Alumni: Derek Rice, Class of 2007
Graduate Student, University of Houston, Master's Program in
Petroleum Geologist, Rice Energy
I was born and raised in the Boston area (Braintree, MA), and
growing up, the thought of becoming a geologist was a
far-fetched idea. Luckily, with the influence of my family and
guidance of my advisors at Tufts University, I was exposed to
the vast number of career opportunities for a geologist coming
out of college.
When examining the option of becoming a geologist I found that
college graduates with a degree in geology are few and far
between, yet industry demand for them is extraordinarily high.
Specifically I was intrigued by the largest industry in the
world which often gets overlooked in the eyes of an undergrad:
the energy industry.
During my time at Tufts I had friends often ask me, "Geology...
what would you ever do with that?". I would reply "I'm going to

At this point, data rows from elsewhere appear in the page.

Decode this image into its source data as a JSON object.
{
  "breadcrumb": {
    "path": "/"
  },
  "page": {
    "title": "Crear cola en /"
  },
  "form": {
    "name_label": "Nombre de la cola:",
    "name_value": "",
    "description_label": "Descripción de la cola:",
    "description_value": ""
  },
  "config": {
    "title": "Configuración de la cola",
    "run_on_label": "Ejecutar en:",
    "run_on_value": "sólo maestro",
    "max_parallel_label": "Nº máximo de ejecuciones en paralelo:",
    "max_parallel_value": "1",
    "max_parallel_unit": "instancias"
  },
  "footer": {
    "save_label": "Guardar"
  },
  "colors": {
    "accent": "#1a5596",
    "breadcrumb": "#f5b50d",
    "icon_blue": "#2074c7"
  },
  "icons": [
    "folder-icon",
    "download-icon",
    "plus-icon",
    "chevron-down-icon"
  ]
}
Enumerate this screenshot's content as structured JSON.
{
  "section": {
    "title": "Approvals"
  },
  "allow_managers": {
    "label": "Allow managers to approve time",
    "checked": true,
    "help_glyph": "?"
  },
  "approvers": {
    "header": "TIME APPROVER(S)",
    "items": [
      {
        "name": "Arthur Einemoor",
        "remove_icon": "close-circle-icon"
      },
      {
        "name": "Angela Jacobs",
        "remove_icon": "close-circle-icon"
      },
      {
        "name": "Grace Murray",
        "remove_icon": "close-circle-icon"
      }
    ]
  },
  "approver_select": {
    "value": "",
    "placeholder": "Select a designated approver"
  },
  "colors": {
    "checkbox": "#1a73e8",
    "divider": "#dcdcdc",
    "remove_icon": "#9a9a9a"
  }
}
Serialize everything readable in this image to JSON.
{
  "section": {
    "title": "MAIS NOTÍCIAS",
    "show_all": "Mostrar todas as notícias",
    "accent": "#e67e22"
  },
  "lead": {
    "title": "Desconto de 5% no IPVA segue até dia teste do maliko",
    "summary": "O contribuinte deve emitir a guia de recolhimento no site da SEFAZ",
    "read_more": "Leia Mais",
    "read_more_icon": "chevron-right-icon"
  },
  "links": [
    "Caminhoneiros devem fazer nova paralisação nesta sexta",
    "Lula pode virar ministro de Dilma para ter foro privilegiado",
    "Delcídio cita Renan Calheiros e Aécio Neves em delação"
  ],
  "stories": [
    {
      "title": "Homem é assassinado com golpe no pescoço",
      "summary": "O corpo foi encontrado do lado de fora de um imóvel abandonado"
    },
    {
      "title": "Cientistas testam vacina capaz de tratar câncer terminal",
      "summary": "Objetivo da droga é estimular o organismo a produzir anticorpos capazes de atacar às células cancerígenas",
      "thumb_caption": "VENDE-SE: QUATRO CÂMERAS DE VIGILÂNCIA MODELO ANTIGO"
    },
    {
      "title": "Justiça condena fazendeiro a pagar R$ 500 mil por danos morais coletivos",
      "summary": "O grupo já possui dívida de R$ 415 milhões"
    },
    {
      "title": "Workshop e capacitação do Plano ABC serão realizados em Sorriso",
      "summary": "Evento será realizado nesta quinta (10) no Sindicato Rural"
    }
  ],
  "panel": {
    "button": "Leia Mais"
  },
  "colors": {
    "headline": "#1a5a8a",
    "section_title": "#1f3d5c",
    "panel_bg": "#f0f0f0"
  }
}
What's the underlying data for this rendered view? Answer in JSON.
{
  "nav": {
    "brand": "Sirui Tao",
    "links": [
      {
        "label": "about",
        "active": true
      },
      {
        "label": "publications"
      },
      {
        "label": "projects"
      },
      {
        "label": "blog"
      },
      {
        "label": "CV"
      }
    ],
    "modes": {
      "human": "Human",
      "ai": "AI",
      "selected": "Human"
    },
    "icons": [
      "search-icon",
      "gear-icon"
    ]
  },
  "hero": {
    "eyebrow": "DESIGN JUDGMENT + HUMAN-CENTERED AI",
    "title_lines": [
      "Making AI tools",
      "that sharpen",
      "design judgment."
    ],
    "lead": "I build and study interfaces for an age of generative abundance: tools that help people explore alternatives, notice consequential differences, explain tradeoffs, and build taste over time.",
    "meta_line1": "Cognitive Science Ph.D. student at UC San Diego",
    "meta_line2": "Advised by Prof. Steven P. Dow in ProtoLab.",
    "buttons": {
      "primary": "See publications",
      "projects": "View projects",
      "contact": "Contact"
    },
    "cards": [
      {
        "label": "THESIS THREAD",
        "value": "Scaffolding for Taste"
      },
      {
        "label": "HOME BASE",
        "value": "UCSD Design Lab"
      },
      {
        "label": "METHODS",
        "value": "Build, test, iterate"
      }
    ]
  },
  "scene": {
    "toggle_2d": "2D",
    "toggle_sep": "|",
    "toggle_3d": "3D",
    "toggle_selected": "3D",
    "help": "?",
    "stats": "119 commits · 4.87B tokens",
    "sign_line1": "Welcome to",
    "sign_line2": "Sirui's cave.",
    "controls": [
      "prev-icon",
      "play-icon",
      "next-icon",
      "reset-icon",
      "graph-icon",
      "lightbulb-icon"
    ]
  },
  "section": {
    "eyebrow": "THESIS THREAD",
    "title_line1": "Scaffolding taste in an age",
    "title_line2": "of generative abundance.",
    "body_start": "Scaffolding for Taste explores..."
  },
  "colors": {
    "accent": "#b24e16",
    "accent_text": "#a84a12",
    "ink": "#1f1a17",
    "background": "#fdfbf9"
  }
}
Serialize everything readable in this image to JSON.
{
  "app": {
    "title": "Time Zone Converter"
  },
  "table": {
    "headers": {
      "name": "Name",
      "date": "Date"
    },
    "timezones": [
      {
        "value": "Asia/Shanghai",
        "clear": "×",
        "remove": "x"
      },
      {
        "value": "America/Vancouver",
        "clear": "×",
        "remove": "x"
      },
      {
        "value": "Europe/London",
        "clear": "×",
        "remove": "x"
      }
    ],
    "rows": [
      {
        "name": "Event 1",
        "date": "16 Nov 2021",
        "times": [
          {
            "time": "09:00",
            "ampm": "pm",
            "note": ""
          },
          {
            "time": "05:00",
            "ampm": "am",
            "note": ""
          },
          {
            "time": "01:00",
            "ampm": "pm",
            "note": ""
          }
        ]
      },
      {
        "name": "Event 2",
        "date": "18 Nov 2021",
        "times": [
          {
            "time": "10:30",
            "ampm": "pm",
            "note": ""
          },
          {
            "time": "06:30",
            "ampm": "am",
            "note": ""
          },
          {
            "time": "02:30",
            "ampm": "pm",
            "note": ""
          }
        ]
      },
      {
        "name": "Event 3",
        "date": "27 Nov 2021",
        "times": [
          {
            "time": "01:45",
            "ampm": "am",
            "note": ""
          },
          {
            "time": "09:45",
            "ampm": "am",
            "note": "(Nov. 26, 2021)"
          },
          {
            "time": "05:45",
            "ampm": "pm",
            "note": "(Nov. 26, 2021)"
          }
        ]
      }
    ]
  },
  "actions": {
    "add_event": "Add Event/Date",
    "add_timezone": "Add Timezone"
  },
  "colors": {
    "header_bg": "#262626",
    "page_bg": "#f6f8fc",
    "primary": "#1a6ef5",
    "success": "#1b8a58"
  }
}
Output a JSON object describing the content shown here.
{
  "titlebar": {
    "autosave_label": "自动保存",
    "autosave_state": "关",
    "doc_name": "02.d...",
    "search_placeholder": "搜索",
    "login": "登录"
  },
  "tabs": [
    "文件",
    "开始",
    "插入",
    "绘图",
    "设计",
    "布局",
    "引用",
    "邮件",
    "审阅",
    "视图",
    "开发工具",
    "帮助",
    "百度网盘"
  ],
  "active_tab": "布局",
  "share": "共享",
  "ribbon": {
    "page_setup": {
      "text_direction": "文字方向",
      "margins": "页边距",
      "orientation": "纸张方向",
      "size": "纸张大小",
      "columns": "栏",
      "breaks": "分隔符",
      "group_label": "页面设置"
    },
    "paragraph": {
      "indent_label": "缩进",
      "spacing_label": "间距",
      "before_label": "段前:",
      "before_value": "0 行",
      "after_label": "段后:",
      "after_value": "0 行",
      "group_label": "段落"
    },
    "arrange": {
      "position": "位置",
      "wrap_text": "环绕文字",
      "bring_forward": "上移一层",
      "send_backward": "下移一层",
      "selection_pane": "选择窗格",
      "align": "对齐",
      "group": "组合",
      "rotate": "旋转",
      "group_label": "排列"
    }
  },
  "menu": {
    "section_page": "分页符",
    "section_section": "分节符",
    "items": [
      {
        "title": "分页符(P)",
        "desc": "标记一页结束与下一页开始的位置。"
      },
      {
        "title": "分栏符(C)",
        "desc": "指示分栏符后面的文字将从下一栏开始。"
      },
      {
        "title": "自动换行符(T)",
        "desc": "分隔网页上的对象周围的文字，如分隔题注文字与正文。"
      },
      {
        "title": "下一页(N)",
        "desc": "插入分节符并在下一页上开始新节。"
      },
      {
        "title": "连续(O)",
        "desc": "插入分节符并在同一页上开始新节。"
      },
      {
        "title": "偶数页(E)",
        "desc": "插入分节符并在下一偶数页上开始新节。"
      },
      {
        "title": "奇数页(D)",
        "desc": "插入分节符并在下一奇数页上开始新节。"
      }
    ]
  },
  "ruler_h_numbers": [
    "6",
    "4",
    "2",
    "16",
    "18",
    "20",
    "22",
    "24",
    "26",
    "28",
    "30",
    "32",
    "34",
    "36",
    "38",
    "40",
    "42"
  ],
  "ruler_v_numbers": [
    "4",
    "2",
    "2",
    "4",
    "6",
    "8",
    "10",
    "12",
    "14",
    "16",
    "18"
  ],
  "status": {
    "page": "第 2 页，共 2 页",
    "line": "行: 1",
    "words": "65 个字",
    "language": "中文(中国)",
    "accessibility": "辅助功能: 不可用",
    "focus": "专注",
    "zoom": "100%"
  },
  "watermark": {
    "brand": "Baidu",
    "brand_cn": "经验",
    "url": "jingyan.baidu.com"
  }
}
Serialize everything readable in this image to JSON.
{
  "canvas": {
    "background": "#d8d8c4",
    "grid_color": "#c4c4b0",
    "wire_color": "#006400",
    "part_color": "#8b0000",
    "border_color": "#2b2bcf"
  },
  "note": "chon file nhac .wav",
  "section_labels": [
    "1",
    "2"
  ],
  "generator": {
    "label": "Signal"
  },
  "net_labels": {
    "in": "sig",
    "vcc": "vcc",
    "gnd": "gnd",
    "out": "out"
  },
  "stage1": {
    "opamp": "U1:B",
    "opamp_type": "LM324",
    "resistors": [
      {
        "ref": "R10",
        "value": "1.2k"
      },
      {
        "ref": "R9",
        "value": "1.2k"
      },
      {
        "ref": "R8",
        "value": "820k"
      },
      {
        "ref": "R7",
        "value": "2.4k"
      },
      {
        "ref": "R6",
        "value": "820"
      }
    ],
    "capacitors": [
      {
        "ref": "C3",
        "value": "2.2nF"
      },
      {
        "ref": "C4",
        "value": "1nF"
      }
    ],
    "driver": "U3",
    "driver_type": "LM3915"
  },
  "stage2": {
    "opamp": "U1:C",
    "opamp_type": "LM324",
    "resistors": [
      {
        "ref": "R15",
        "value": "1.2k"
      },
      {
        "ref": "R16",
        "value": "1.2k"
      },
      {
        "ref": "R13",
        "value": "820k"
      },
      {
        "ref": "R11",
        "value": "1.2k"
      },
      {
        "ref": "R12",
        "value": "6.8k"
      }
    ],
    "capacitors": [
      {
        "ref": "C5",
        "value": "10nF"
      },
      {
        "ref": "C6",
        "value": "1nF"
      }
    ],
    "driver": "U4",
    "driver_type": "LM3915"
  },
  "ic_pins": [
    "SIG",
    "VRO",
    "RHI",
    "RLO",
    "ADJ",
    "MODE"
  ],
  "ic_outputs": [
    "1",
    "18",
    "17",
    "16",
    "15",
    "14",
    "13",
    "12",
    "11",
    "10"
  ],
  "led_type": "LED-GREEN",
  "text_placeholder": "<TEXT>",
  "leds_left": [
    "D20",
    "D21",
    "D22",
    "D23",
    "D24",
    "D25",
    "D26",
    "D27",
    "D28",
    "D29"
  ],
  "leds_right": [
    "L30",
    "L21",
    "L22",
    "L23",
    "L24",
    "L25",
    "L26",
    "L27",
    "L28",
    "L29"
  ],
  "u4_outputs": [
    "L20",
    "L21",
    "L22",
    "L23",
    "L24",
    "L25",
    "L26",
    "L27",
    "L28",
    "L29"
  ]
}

drill for oil. What are you going to do with your degree?". I
graduated from Tufts University in 2007 with a degree in
Geology, and then headed down to Houston, Texas to get my
Masters Degree in Petroleum Geology.
I have done two internships with energy companies thus far. In
my first internship I was basically living on the oil rigs in
the Colorado desert, getting covered in drilling mud everyday,
and learning every aspect of this multi-billion dollar industry.
In my second internship I was working as a geologist in an
office in Dallas, interpreting well data and analyzing rocks
15,000 feet below the surface, and telling companies how much
oil or gas they could expect. By integrating geology, physics,
chemistry, and engineering, we would make multi-million dollar
decisions on an everyday basis. Some our decisions were right
and our clients made money; some of them were wrong and they
Geologists in the energy industry work in a high risk, high
reward environment. With a major shortage of geologists, the
demand is high, and recruiters are grasping to land any good
geologist they can get their hands on. In addition, as a
petroleum geologist you are exposed to some of the most advanced
technological innovations on the planet, an opportunity you do
not get in every industry.
In my biased view, this is the most exciting industry in the
world, yet the need for geologists extends far outside the
energy field. I credit any future success I may have to my
initial career as a geology student at Tufts University, and I
hope my story can influence many more to follow an exciting,
fulfilling, and challenging career in Geology.